Provided records section start

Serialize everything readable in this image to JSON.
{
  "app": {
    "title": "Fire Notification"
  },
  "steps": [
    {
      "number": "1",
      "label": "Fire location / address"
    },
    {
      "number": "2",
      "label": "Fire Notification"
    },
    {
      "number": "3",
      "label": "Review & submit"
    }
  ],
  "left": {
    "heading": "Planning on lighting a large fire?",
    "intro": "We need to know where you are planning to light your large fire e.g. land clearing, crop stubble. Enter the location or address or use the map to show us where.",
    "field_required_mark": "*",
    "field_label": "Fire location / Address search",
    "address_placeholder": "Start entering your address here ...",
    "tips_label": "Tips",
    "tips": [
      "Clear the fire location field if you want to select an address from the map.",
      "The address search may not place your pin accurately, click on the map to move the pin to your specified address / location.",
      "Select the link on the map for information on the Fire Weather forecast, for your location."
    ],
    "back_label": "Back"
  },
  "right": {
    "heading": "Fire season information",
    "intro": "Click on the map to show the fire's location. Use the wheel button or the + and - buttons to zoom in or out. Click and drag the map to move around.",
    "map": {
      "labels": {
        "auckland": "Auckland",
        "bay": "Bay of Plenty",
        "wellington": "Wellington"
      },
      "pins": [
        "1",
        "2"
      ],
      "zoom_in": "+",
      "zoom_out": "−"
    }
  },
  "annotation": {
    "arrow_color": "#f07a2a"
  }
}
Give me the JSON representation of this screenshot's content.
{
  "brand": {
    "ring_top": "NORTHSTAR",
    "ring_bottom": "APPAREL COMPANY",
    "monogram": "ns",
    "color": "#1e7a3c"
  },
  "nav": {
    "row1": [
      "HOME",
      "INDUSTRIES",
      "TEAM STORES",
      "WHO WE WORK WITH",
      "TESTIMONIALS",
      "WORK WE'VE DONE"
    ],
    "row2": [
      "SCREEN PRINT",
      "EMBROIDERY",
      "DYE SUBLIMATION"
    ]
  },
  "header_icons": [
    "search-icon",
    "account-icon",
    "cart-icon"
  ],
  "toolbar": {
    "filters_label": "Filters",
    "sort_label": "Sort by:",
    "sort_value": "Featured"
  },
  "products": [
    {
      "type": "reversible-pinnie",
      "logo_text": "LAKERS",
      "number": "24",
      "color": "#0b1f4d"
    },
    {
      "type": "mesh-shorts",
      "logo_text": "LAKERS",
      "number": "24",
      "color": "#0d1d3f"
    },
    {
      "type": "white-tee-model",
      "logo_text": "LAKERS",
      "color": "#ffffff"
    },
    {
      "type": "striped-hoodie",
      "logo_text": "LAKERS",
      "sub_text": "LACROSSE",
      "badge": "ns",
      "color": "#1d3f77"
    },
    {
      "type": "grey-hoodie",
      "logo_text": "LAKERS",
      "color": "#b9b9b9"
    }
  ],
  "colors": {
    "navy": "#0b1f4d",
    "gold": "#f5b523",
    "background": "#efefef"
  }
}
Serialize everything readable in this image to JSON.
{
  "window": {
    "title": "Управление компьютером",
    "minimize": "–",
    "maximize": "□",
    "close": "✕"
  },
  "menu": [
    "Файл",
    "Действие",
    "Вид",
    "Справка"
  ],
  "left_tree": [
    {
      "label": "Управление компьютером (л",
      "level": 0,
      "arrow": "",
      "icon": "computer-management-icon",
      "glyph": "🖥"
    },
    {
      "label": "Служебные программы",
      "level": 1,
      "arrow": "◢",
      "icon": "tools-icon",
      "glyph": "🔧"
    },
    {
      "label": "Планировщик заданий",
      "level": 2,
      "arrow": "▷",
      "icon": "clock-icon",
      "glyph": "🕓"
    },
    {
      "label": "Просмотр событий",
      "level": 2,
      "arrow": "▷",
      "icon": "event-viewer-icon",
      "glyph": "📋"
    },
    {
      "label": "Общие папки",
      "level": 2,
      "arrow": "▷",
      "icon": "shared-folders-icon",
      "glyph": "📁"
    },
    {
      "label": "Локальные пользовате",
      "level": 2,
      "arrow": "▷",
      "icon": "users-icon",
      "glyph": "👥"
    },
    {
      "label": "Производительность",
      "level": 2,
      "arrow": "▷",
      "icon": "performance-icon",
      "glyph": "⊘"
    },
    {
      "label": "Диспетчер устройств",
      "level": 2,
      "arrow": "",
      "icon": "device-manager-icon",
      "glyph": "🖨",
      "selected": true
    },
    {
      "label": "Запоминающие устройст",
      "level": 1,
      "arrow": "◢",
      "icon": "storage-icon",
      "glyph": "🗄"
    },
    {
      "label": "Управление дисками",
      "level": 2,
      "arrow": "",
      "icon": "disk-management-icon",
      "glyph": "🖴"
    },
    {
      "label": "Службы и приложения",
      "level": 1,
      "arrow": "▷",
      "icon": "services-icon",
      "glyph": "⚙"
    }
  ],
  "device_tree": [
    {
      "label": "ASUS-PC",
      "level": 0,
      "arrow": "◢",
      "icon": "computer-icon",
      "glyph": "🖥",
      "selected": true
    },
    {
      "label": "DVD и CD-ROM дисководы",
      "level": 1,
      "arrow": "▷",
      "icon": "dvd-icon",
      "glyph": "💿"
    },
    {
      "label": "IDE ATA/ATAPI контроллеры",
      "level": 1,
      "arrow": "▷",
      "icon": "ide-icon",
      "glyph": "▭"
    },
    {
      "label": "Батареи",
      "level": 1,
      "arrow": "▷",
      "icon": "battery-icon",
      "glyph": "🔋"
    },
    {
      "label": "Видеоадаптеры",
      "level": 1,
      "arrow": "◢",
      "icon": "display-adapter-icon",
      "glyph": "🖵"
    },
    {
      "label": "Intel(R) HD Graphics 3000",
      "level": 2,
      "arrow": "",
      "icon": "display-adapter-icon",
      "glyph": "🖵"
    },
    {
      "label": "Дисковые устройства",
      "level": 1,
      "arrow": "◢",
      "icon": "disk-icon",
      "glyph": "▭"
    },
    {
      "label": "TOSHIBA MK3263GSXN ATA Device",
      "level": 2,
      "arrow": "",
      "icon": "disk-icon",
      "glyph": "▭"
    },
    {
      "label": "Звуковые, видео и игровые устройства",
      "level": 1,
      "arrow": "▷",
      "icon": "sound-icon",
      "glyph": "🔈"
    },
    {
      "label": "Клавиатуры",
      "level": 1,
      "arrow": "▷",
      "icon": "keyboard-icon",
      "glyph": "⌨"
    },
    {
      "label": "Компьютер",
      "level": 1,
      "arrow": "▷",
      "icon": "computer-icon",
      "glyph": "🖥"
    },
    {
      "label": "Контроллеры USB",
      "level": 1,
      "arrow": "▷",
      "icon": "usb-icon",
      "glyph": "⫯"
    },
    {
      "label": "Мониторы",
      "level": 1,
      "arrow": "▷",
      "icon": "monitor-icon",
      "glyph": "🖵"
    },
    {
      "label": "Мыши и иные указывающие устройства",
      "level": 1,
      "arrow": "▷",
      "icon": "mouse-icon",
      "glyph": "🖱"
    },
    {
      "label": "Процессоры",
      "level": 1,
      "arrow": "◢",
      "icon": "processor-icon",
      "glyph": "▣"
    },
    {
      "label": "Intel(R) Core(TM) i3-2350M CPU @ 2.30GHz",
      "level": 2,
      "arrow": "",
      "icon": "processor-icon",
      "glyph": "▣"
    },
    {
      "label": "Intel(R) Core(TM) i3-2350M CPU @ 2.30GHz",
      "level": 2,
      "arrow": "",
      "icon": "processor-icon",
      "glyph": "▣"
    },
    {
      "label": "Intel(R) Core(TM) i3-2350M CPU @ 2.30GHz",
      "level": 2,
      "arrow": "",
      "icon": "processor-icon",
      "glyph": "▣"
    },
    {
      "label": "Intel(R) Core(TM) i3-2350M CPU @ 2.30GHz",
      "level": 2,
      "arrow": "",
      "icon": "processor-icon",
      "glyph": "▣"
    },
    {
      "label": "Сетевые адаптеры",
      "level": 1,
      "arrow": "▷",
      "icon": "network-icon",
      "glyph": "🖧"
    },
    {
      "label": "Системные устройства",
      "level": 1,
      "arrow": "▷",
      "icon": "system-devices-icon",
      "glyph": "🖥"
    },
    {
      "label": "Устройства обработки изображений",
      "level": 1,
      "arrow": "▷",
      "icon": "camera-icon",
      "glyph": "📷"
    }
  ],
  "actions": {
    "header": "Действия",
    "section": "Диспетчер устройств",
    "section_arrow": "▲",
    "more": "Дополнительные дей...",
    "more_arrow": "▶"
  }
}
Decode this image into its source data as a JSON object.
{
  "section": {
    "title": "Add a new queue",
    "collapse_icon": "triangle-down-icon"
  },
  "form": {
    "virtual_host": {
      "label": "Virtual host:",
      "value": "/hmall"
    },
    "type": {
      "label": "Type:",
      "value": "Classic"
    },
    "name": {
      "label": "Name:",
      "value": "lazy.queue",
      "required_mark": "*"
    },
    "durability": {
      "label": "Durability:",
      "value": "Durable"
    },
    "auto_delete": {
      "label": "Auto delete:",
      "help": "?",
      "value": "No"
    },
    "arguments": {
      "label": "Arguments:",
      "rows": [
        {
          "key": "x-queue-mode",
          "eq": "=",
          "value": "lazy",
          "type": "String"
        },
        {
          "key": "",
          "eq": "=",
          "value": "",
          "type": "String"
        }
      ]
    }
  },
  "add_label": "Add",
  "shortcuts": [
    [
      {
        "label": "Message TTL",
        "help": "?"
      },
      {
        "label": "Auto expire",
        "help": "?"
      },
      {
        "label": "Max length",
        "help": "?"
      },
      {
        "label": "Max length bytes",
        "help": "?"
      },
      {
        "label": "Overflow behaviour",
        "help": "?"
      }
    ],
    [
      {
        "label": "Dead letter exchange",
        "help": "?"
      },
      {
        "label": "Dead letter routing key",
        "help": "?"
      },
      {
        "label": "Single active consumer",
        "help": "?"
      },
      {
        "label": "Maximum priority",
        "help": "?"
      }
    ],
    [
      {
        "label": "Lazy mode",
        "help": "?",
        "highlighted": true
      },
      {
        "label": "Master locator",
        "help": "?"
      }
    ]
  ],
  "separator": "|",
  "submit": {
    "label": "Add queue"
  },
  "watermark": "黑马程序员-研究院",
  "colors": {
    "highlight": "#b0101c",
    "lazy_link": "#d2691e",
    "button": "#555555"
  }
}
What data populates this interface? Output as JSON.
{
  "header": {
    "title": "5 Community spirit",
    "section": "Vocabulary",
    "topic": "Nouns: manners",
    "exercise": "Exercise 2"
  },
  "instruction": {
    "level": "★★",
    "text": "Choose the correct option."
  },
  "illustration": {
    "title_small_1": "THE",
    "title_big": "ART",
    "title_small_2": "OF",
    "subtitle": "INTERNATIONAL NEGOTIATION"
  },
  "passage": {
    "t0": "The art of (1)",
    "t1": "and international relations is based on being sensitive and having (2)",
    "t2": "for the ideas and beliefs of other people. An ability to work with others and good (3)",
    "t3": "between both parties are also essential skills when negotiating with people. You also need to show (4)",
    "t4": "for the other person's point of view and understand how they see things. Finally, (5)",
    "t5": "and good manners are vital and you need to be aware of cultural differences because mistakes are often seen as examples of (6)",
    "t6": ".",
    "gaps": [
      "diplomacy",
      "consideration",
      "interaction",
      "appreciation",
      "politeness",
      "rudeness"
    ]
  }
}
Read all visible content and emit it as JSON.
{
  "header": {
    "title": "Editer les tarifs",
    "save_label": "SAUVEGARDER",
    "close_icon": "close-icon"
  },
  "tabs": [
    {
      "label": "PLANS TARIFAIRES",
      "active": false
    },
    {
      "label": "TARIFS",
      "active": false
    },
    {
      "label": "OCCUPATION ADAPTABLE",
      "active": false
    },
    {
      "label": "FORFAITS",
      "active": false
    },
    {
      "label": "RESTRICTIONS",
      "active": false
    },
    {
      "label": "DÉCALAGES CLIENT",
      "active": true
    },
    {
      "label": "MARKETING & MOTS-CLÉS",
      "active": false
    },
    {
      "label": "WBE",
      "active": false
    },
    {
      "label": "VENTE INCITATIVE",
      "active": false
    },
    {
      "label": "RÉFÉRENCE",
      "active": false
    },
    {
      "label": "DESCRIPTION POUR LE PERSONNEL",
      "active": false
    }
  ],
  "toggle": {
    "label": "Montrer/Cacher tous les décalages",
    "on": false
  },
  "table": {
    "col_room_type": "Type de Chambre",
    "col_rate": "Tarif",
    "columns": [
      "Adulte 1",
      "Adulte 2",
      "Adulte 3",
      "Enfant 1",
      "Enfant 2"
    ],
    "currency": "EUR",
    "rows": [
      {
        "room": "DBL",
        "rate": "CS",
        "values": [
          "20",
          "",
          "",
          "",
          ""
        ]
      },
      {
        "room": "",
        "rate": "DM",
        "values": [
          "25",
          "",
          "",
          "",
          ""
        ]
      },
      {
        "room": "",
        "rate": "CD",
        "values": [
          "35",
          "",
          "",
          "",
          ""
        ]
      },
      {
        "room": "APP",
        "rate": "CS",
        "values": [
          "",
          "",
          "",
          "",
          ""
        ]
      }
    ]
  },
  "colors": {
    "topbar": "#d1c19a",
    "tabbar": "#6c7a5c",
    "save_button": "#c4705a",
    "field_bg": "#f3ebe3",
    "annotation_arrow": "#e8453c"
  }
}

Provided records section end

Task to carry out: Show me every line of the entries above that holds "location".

Answer box:
      "label": "Fire location / address"
    "intro": "We need to know where you are planning to light your large fire e.g. land clearing, crop stubble. Enter the location or address or use the map to show us where.",
    "field_label": "Fire location / Address search",
      "Clear the fire location field if you want to select an address from the map.",
      "The address search may not place your pin accurately, click on the map to move the pin to your specified address / location.",
      "Select the link on the map for information on the Fire Weather forecast, for your location."
    "intro": "Click on the map to show the fire's location. Use the wheel button or the + and - buttons to zoom in or out. Click and drag the map to move around.",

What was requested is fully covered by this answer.